There is a strong trend toward miniaturization and higher levels of integrated technical functions in products used in many fields of technology. This goes hand in hand with a need for ultimate quality and functionality, especially in sensitive areas such as the aerospace industry and medical technology.
Huber, an optical electronics company from Enzberg near Mühlacker, is specialized in the production of small batches of highly complex mechanical parts used in these industries. For example, it produces components used in valves required to operate impeccably at temperatures as low as -100°C. It is not possible to use elastomer seals at such temperatures and as a result metal functional surfaces are needed to achieve the right seals, which typically involve tightly positioning metal on metal. This is only achievable if surfaces offer minimal levels of roughness and ultimate precision.
To meet such requirements, Huber joined forces with the Pforzheim-based Steinbeis Transfer Center for Production and Organization to develop a new process that would help eliminate the possibility of a variety of processes negatively impacting surfaces – from machining to final packaging before shipping.
Their fully automated solution revolves around an autonomous manufacturing cell that processes components individually in order to avoid potential damage inflicted on surfaces by parts accidentally bumping into to one another – without having a detrimental impact on the overall process. At the heart of the unit lies a new kind of cleansing system which allows factors with an influence on cleansing to be taken into account (temperature, cleansing time, mechanical support, and chemical use). The system works in such a way that despite having to use extremely environmentally friendly cleaning agents, all required processes can take place in parallel to component machining. This safeguards ultimate quality standards at minimal cost.
In addition to developing the technology behind the system and setting it up, the project also involved planning a commercialization strategy to extend the new technology’s potential field of application; this strategy is now being systematically implemented. The project has allowed both partners to demonstrate how an overarching approach to problem-solving and close collaboration between science and business can result in innovative technologies and concepts capable of securing competitiveness in the long term. Achieving this through the project has been honored by the Steinbeis Foundation Transfer Award – the Löhn Award.
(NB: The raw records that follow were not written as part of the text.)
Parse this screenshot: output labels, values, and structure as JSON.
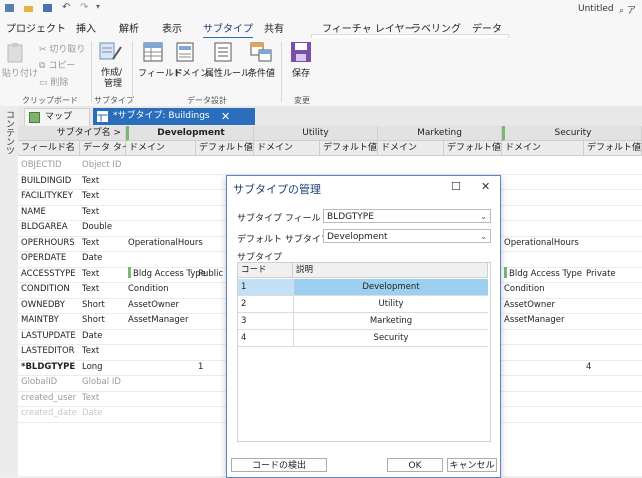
{
  "window": {
    "title": "Untitled",
    "search_label": "ア"
  },
  "ribbon_tabs": [
    {
      "label": "プロジェクト"
    },
    {
      "label": "挿入"
    },
    {
      "label": "解析"
    },
    {
      "label": "表示"
    },
    {
      "label": "サブタイプ",
      "active": true
    },
    {
      "label": "共有"
    },
    {
      "label": "フィーチャ レイヤー"
    },
    {
      "label": "ラベリング"
    },
    {
      "label": "データ"
    }
  ],
  "ribbon": {
    "paste": "貼り付け",
    "cut": "切り取り",
    "copy": "コピー",
    "delete": "削除",
    "group_clipboard": "クリップボード",
    "create_manage_1": "作成/",
    "create_manage_2": "管理",
    "group_subtype": "サブタイプ",
    "field": "フィールド",
    "domain": "ドメイン",
    "attr_rule": "属性ルール",
    "cond_value": "条件値",
    "group_data_design": "データ設計",
    "save": "保存",
    "group_changes": "変更"
  },
  "side_panel_label": "コンテンツ",
  "view_tabs": {
    "map": "マップ",
    "subtype": "*サブタイプ: Buildings"
  },
  "table": {
    "subtype_name_label": "サブタイプ名 >",
    "subtypes": [
      "Development",
      "Utility",
      "Marketing",
      "Security"
    ],
    "col_field": "フィールド名",
    "col_type": "データ タイプ",
    "col_domain": "ドメイン",
    "col_default": "デフォルト値",
    "rows": [
      {
        "field": "OBJECTID",
        "type": "Object ID",
        "muted": true
      },
      {
        "field": "BUILDINGID",
        "type": "Text"
      },
      {
        "field": "FACILITYKEY",
        "type": "Text"
      },
      {
        "field": "NAME",
        "type": "Text"
      },
      {
        "field": "BLDGAREA",
        "type": "Double"
      },
      {
        "field": "OPERHOURS",
        "type": "Text",
        "dev_domain": "OperationalHours",
        "sec_domain": "OperationalHours"
      },
      {
        "field": "OPERDATE",
        "type": "Date"
      },
      {
        "field": "ACCESSTYPE",
        "type": "Text",
        "dev_domain": "Bldg Access Type",
        "dev_default": "Public",
        "sec_domain": "Bldg Access Type",
        "sec_default": "Private"
      },
      {
        "field": "CONDITION",
        "type": "Text",
        "dev_domain": "Condition",
        "sec_domain": "Condition"
      },
      {
        "field": "OWNEDBY",
        "type": "Short",
        "dev_domain": "AssetOwner",
        "sec_domain": "AssetOwner"
      },
      {
        "field": "MAINTBY",
        "type": "Short",
        "dev_domain": "AssetManager",
        "sec_domain": "AssetManager"
      },
      {
        "field": "LASTUPDATE",
        "type": "Date"
      },
      {
        "field": "LASTEDITOR",
        "type": "Text"
      },
      {
        "field": "*BLDGTYPE",
        "type": "Long",
        "dev_default": "1",
        "sec_default": "4",
        "bold": true
      },
      {
        "field": "GlobalID",
        "type": "Global ID",
        "muted": true
      },
      {
        "field": "created_user",
        "type": "Text",
        "muted": true
      },
      {
        "field": "created_date",
        "type": "Date",
        "faint": true
      }
    ]
  },
  "dialog": {
    "title": "サブタイプの管理",
    "subtype_field_label": "サブタイプ フィールド:",
    "subtype_field_value": "BLDGTYPE",
    "default_subtype_label": "デフォルト サブタイプ:",
    "default_subtype_value": "Development",
    "subtypes_group": "サブタイプ",
    "col_code": "コード",
    "col_desc": "説明",
    "subtypes": [
      {
        "code": "1",
        "desc": "Development",
        "selected": true
      },
      {
        "code": "2",
        "desc": "Utility"
      },
      {
        "code": "3",
        "desc": "Marketing"
      },
      {
        "code": "4",
        "desc": "Security"
      }
    ],
    "detect_codes": "コードの検出",
    "ok": "OK",
    "cancel": "キャンセル"
  },
  "colors": {
    "accent": "#2a6ebb",
    "selected_row": "#9ccff0",
    "title_text": "#1a3f7a"
  }
}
Prof. Dr.-Ing. Herbert Emmerich
Steinbeis Transfer Center Production and Organization